Exercise aim: Below is a listing to copy exactly; no image goes into the copy.

Entries supplied:
────────────────────────────────────────
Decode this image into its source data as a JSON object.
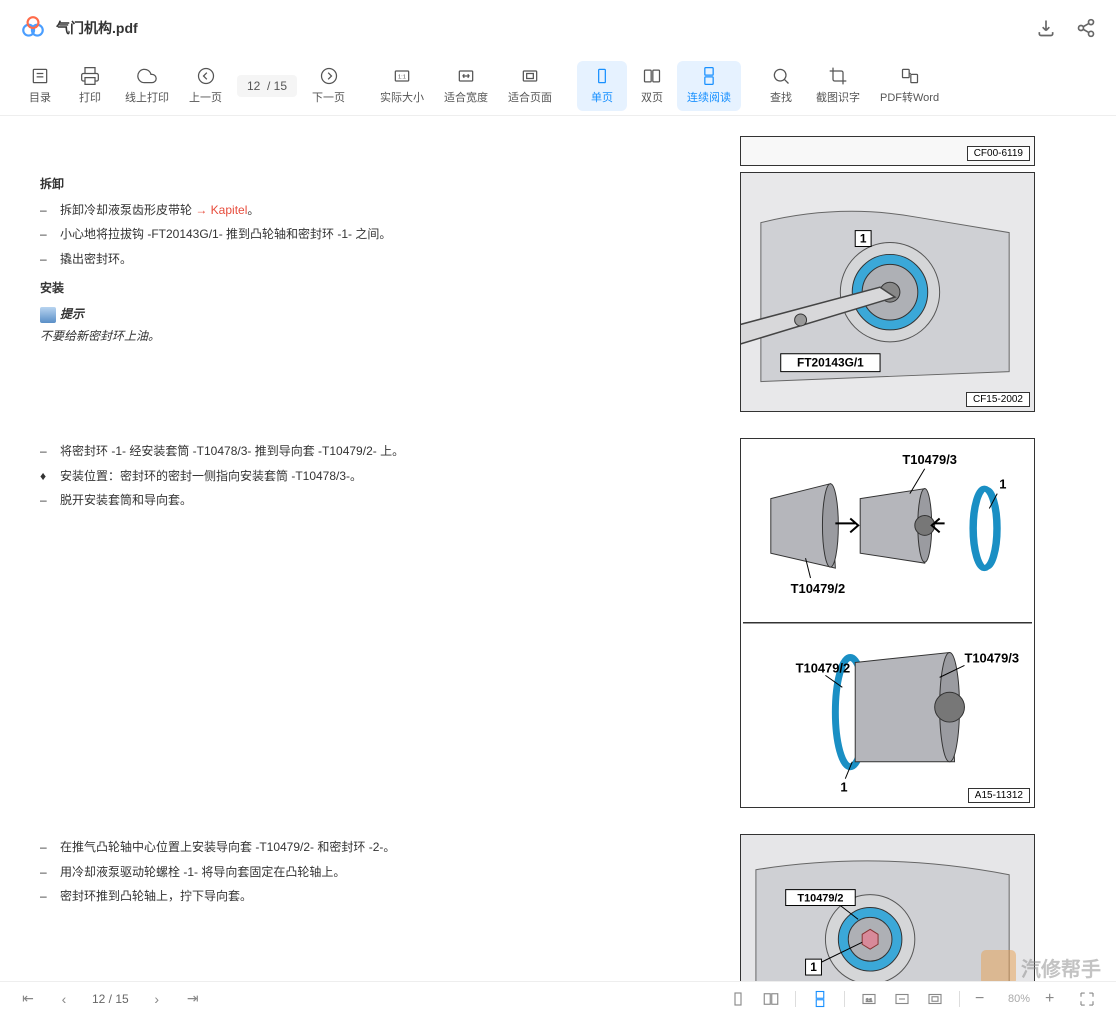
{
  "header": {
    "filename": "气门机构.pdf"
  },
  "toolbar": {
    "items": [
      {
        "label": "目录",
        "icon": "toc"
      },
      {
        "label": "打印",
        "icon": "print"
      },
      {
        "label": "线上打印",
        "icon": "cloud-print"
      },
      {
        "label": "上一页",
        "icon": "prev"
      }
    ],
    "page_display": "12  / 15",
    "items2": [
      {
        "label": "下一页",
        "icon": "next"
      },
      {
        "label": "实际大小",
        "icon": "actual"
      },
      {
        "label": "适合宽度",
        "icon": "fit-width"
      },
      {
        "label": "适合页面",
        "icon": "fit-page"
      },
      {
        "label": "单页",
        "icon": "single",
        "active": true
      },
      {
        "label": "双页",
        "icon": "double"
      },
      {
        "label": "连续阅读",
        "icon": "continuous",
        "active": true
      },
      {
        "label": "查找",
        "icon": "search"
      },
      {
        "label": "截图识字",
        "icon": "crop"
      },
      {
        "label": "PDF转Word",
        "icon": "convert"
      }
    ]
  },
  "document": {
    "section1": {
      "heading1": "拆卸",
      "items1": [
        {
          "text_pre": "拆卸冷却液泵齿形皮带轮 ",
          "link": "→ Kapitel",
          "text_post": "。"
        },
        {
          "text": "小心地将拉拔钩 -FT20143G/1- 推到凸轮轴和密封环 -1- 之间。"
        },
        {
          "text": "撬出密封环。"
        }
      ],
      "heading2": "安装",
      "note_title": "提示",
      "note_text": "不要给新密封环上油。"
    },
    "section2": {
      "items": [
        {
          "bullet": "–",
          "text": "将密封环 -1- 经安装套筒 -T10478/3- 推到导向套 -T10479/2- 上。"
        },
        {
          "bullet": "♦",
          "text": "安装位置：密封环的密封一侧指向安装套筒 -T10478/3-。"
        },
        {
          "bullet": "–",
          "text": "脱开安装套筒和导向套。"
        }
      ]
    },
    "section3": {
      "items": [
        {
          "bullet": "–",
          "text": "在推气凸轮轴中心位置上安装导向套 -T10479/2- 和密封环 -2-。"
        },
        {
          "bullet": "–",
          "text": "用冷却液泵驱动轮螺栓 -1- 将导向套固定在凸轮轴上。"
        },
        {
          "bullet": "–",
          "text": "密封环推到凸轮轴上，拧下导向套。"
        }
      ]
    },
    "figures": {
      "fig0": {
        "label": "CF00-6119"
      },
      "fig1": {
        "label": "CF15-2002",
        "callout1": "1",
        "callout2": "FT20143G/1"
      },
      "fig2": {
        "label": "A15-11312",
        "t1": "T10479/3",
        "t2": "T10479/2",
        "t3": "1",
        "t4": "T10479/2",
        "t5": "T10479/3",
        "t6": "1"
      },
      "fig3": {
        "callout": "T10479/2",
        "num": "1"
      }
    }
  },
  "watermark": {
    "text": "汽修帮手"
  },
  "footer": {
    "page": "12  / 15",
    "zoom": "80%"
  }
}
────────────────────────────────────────
Written solution:
Decode this image into its source data as a JSON object.
{
  "header": {
    "filename": "气门机构.pdf"
  },
  "toolbar": {
    "items": [
      {
        "label": "目录",
        "icon": "toc"
      },
      {
        "label": "打印",
        "icon": "print"
      },
      {
        "label": "线上打印",
        "icon": "cloud-print"
      },
      {
        "label": "上一页",
        "icon": "prev"
      }
    ],
    "page_display": "12  / 15",
    "items2": [
      {
        "label": "下一页",
        "icon": "next"
      },
      {
        "label": "实际大小",
        "icon": "actual"
      },
      {
        "label": "适合宽度",
        "icon": "fit-width"
      },
      {
        "label": "适合页面",
        "icon": "fit-page"
      },
      {
        "label": "单页",
        "icon": "single",
        "active": true
      },
      {
        "label": "双页",
        "icon": "double"
      },
      {
        "label": "连续阅读",
        "icon": "continuous",
        "active": true
      },
      {
        "label": "查找",
        "icon": "search"
      },
      {
        "label": "截图识字",
        "icon": "crop"
      },
      {
        "label": "PDF转Word",
        "icon": "convert"
      }
    ]
  },
  "document": {
    "section1": {
      "heading1": "拆卸",
      "items1": [
        {
          "text_pre": "拆卸冷却液泵齿形皮带轮 ",
          "link": "→ Kapitel",
          "text_post": "。"
        },
        {
          "text": "小心地将拉拔钩 -FT20143G/1- 推到凸轮轴和密封环 -1- 之间。"
        },
        {
          "text": "撬出密封环。"
        }
      ],
      "heading2": "安装",
      "note_title": "提示",
      "note_text": "不要给新密封环上油。"
    },
    "section2": {
      "items": [
        {
          "bullet": "–",
          "text": "将密封环 -1- 经安装套筒 -T10478/3- 推到导向套 -T10479/2- 上。"
        },
        {
          "bullet": "♦",
          "text": "安装位置：密封环的密封一侧指向安装套筒 -T10478/3-。"
        },
        {
          "bullet": "–",
          "text": "脱开安装套筒和导向套。"
        }
      ]
    },
    "section3": {
      "items": [
        {
          "bullet": "–",
          "text": "在推气凸轮轴中心位置上安装导向套 -T10479/2- 和密封环 -2-。"
        },
        {
          "bullet": "–",
          "text": "用冷却液泵驱动轮螺栓 -1- 将导向套固定在凸轮轴上。"
        },
        {
          "bullet": "–",
          "text": "密封环推到凸轮轴上，拧下导向套。"
        }
      ]
    },
    "figures": {
      "fig0": {
        "label": "CF00-6119"
      },
      "fig1": {
        "label": "CF15-2002",
        "callout1": "1",
        "callout2": "FT20143G/1"
      },
      "fig2": {
        "label": "A15-11312",
        "t1": "T10479/3",
        "t2": "T10479/2",
        "t3": "1",
        "t4": "T10479/2",
        "t5": "T10479/3",
        "t6": "1"
      },
      "fig3": {
        "callout": "T10479/2",
        "num": "1"
      }
    }
  },
  "watermark": {
    "text": "汽修帮手"
  },
  "footer": {
    "page": "12  / 15",
    "zoom": "80%"
  }
}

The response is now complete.